(ACTIVITY):
The entries should be restated word for word.

BEGIN DATA RECORDS

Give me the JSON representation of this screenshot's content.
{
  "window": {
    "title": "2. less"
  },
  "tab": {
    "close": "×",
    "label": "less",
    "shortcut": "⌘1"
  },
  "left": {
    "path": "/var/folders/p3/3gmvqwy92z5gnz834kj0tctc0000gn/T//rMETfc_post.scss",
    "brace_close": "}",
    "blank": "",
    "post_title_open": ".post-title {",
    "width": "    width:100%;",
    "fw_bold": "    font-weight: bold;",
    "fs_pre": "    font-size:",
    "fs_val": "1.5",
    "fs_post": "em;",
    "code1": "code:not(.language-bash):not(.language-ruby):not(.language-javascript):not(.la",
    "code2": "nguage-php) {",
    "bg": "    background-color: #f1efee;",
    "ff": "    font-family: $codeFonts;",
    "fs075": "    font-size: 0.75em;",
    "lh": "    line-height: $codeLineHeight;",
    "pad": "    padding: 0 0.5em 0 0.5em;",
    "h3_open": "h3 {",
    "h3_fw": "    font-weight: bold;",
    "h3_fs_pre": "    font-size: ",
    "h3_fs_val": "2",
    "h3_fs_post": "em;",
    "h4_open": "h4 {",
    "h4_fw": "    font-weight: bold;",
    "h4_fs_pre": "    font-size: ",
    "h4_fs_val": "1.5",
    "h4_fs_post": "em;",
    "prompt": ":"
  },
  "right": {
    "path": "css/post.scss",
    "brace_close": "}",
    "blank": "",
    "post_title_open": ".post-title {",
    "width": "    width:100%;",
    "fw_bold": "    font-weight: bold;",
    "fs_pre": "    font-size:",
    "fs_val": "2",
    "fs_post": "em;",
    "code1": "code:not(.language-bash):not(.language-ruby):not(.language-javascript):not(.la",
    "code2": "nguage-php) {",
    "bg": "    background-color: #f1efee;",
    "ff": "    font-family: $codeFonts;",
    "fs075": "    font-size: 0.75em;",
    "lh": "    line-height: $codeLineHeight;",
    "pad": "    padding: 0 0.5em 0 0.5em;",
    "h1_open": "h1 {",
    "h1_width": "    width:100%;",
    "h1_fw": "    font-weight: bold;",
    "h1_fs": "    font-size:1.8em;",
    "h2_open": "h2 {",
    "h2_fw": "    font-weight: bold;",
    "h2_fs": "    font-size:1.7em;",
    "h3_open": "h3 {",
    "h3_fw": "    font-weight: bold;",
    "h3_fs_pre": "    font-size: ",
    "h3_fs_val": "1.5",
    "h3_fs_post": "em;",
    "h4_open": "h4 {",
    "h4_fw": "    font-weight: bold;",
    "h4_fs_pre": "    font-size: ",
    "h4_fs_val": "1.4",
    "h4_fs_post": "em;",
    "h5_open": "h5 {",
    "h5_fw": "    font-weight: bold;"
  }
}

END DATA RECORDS

(SOLUTION TO THIS TASK):
Give me the JSON representation of this screenshot's content.
{
  "window": {
    "title": "2. less"
  },
  "tab": {
    "close": "×",
    "label": "less",
    "shortcut": "⌘1"
  },
  "left": {
    "path": "/var/folders/p3/3gmvqwy92z5gnz834kj0tctc0000gn/T//rMETfc_post.scss",
    "brace_close": "}",
    "blank": "",
    "post_title_open": ".post-title {",
    "width": "    width:100%;",
    "fw_bold": "    font-weight: bold;",
    "fs_pre": "    font-size:",
    "fs_val": "1.5",
    "fs_post": "em;",
    "code1": "code:not(.language-bash):not(.language-ruby):not(.language-javascript):not(.la",
    "code2": "nguage-php) {",
    "bg": "    background-color: #f1efee;",
    "ff": "    font-family: $codeFonts;",
    "fs075": "    font-size: 0.75em;",
    "lh": "    line-height: $codeLineHeight;",
    "pad": "    padding: 0 0.5em 0 0.5em;",
    "h3_open": "h3 {",
    "h3_fw": "    font-weight: bold;",
    "h3_fs_pre": "    font-size: ",
    "h3_fs_val": "2",
    "h3_fs_post": "em;",
    "h4_open": "h4 {",
    "h4_fw": "    font-weight: bold;",
    "h4_fs_pre": "    font-size: ",
    "h4_fs_val": "1.5",
    "h4_fs_post": "em;",
    "prompt": ":"
  },
  "right": {
    "path": "css/post.scss",
    "brace_close": "}",
    "blank": "",
    "post_title_open": ".post-title {",
    "width": "    width:100%;",
    "fw_bold": "    font-weight: bold;",
    "fs_pre": "    font-size:",
    "fs_val": "2",
    "fs_post": "em;",
    "code1": "code:not(.language-bash):not(.language-ruby):not(.language-javascript):not(.la",
    "code2": "nguage-php) {",
    "bg": "    background-color: #f1efee;",
    "ff": "    font-family: $codeFonts;",
    "fs075": "    font-size: 0.75em;",
    "lh": "    line-height: $codeLineHeight;",
    "pad": "    padding: 0 0.5em 0 0.5em;",
    "h1_open": "h1 {",
    "h1_width": "    width:100%;",
    "h1_fw": "    font-weight: bold;",
    "h1_fs": "    font-size:1.8em;",
    "h2_open": "h2 {",
    "h2_fw": "    font-weight: bold;",
    "h2_fs": "    font-size:1.7em;",
    "h3_open": "h3 {",
    "h3_fw": "    font-weight: bold;",
    "h3_fs_pre": "    font-size: ",
    "h3_fs_val": "1.5",
    "h3_fs_post": "em;",
    "h4_open": "h4 {",
    "h4_fw": "    font-weight: bold;",
    "h4_fs_pre": "    font-size: ",
    "h4_fs_val": "1.4",
    "h4_fs_post": "em;",
    "h5_open": "h5 {",
    "h5_fw": "    font-weight: bold;"
  }
}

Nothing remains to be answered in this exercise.